(Component data from apps and pages)
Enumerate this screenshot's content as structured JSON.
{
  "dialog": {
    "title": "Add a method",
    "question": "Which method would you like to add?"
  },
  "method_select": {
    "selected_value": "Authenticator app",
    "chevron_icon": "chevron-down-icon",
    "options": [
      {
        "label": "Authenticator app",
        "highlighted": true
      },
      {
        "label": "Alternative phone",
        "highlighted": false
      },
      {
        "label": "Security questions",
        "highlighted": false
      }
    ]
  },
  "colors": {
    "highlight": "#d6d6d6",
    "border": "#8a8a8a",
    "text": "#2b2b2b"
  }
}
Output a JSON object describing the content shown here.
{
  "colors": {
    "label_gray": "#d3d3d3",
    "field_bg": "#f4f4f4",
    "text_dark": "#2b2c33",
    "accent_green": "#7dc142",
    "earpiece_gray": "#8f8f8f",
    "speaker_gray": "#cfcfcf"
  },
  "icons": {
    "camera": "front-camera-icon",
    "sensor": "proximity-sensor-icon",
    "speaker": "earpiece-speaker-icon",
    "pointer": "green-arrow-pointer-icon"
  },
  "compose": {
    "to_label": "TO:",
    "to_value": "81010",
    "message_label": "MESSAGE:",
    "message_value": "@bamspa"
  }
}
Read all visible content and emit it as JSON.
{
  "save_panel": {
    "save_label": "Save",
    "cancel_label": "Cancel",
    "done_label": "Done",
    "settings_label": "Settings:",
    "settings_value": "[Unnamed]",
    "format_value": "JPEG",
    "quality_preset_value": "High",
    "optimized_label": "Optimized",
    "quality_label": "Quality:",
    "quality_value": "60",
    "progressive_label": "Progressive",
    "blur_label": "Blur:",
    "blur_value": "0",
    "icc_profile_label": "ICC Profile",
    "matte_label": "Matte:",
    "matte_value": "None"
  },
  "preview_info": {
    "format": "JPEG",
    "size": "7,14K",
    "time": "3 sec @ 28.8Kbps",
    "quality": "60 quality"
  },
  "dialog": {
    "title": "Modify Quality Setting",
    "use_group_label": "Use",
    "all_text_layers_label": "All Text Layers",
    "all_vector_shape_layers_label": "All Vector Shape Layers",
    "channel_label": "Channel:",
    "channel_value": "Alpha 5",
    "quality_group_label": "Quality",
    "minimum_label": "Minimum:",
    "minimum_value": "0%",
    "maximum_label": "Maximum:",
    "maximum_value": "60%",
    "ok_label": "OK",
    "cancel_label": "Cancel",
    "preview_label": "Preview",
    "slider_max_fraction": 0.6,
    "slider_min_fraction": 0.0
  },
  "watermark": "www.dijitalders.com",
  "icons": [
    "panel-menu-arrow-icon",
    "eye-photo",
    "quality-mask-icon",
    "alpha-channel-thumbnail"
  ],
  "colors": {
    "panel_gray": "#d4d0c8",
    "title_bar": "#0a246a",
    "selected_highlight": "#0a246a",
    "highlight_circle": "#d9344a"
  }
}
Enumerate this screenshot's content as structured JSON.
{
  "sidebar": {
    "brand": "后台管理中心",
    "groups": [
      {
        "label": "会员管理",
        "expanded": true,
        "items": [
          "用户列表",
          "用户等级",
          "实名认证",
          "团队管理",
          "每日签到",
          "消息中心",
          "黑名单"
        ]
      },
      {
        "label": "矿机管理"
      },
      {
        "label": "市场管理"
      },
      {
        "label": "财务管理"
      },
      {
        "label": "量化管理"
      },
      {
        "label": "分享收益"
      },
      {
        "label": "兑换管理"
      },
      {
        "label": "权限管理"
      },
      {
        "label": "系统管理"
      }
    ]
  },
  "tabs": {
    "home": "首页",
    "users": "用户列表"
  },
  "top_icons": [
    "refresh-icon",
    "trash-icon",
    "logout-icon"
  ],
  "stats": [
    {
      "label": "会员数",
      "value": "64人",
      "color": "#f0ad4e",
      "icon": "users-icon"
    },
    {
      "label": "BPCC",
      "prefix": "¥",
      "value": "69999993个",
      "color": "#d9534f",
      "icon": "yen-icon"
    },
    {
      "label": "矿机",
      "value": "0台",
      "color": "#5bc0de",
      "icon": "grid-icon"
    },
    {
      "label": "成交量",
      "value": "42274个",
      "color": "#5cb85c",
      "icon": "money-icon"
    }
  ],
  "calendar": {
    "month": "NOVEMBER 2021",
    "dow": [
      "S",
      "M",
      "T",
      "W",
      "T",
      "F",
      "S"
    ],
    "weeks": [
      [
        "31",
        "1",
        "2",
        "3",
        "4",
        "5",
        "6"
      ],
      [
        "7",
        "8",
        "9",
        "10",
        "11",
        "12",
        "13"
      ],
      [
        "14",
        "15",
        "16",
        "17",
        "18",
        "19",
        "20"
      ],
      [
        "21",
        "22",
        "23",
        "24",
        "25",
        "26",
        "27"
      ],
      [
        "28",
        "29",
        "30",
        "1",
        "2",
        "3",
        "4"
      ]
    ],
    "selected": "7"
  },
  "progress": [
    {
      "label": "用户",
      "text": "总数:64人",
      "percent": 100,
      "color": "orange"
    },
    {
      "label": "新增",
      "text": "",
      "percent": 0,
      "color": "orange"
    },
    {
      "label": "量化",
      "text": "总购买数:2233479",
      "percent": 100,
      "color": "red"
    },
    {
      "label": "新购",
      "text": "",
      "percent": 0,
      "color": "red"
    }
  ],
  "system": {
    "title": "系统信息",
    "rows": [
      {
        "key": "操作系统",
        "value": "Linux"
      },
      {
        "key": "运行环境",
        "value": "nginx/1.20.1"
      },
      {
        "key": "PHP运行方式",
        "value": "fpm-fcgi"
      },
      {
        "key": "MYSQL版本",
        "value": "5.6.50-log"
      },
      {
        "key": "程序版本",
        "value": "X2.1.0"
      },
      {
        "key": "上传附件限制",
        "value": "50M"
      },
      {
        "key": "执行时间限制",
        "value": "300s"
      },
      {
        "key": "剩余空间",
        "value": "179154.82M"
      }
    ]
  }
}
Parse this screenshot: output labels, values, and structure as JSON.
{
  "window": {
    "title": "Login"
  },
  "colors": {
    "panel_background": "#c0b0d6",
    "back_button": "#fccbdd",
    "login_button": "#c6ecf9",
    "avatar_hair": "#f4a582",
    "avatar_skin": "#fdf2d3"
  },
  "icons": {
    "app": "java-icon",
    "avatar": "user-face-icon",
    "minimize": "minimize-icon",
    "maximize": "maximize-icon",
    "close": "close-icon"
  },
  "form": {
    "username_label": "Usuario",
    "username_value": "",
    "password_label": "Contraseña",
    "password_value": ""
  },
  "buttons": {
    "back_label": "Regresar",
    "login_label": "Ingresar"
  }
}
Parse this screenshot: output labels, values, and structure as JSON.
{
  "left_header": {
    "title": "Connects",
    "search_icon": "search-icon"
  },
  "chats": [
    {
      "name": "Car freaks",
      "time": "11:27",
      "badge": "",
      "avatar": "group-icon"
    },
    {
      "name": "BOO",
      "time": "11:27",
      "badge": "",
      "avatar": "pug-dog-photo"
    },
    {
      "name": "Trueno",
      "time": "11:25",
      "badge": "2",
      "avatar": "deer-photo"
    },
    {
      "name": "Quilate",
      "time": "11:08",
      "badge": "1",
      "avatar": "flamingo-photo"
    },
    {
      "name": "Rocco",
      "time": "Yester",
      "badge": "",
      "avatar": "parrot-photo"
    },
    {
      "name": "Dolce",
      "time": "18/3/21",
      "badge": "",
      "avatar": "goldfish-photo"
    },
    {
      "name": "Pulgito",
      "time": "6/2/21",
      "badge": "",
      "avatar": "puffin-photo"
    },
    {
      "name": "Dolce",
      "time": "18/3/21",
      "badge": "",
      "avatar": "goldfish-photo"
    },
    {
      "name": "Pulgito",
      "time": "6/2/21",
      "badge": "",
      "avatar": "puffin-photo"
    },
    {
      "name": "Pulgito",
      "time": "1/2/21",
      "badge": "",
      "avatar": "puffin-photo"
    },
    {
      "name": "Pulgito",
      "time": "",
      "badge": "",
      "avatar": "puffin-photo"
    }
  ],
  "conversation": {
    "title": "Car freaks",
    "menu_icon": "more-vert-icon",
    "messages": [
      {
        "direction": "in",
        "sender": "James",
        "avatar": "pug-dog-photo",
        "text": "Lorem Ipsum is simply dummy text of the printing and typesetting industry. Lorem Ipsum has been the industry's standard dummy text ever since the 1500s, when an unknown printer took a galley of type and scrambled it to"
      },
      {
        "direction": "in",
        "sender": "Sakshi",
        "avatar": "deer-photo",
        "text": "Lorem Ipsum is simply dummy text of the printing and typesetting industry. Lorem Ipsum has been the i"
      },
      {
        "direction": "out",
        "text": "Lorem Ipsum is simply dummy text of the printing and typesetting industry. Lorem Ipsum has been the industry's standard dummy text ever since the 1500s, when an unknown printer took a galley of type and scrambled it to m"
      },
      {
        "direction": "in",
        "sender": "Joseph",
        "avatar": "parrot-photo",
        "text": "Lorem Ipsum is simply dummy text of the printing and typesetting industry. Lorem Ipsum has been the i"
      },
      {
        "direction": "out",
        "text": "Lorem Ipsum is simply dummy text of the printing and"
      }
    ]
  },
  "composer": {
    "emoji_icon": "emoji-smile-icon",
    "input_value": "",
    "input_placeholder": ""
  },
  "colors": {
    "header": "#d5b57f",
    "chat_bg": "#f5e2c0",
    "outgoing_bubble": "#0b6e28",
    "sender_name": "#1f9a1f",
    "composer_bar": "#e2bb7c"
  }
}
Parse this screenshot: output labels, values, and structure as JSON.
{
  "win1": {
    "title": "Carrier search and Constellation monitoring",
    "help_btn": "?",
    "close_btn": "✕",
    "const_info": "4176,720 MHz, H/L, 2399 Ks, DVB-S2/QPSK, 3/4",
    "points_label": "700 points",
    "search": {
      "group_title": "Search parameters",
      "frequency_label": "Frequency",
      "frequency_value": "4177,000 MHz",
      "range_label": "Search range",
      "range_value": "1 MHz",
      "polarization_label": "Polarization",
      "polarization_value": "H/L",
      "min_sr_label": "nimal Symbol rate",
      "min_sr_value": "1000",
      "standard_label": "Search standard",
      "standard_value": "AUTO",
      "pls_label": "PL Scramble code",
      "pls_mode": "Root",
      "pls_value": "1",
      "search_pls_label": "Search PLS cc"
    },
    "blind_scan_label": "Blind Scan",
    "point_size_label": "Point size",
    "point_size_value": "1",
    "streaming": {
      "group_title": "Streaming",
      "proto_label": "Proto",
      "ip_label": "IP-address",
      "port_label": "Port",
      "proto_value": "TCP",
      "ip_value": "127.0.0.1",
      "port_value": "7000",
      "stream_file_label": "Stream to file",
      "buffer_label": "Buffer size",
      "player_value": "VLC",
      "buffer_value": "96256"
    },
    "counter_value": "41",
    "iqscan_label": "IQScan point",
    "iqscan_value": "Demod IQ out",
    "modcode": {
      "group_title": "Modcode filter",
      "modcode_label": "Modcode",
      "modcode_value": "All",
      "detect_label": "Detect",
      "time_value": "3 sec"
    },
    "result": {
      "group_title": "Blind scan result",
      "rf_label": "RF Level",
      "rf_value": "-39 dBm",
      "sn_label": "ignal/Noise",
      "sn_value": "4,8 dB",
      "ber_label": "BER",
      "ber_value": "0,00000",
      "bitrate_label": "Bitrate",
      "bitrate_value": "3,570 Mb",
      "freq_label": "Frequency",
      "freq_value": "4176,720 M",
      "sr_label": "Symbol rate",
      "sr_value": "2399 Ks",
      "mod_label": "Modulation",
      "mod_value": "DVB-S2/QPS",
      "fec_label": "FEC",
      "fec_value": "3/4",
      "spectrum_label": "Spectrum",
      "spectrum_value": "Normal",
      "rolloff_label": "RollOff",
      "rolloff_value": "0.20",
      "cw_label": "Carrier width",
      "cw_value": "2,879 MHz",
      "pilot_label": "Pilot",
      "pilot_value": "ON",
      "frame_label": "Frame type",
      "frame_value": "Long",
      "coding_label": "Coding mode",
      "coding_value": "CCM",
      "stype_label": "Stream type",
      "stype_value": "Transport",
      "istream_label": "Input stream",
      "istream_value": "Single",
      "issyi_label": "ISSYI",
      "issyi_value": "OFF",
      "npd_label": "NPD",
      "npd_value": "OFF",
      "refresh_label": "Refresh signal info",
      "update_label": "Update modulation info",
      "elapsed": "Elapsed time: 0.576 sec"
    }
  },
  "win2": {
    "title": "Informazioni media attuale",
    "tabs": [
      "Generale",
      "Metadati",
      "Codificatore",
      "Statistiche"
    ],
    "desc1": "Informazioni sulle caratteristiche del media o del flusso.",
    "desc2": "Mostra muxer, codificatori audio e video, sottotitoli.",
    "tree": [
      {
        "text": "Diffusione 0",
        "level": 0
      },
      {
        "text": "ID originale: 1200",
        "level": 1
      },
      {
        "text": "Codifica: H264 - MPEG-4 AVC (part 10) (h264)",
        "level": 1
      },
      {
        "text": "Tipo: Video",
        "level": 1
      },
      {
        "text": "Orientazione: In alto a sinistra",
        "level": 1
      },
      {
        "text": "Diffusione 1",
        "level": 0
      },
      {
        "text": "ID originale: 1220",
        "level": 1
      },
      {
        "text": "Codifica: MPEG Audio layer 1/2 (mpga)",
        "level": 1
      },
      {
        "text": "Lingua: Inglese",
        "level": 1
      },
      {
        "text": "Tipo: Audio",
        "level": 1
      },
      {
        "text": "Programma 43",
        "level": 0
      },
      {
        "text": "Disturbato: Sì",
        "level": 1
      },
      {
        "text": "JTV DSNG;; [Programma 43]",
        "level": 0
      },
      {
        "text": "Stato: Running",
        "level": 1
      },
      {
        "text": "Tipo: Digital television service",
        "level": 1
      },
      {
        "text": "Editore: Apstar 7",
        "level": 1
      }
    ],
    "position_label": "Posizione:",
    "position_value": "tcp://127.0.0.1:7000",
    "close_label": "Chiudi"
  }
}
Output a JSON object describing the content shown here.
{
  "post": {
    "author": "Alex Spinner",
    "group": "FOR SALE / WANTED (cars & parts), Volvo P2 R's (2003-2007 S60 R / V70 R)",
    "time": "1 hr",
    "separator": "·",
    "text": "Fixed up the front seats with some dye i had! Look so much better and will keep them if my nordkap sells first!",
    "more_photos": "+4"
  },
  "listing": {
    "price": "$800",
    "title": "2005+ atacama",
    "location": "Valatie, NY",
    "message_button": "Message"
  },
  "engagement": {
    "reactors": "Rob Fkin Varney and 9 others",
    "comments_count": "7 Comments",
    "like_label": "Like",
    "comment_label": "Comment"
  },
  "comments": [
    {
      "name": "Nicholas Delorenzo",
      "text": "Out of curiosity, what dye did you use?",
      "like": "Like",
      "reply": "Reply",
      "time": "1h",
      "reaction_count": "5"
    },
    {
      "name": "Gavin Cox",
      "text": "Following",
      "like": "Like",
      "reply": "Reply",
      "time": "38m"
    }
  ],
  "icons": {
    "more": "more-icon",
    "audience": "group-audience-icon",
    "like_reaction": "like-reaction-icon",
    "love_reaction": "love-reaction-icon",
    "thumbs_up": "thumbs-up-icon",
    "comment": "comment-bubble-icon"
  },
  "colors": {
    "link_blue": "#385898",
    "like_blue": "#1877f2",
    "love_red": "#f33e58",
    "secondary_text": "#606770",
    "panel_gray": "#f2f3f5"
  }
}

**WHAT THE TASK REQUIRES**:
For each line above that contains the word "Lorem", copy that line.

**EXERCISE SOLUTION**:
        "text": "Lorem Ipsum is simply dummy text of the printing and typesetting industry. Lorem Ipsum has been the industry's standard dummy text ever since the 1500s, when an unknown printer took a galley of type and scrambled it to"
        "text": "Lorem Ipsum is simply dummy text of the printing and typesetting industry. Lorem Ipsum has been the i"
        "text": "Lorem Ipsum is simply dummy text of the printing and typesetting industry. Lorem Ipsum has been the industry's standard dummy text ever since the 1500s, when an unknown printer took a galley of type and scrambled it to m"
        "text": "Lorem Ipsum is simply dummy text of the printing and typesetting industry. Lorem Ipsum has been the i"
        "text": "Lorem Ipsum is simply dummy text of the printing and"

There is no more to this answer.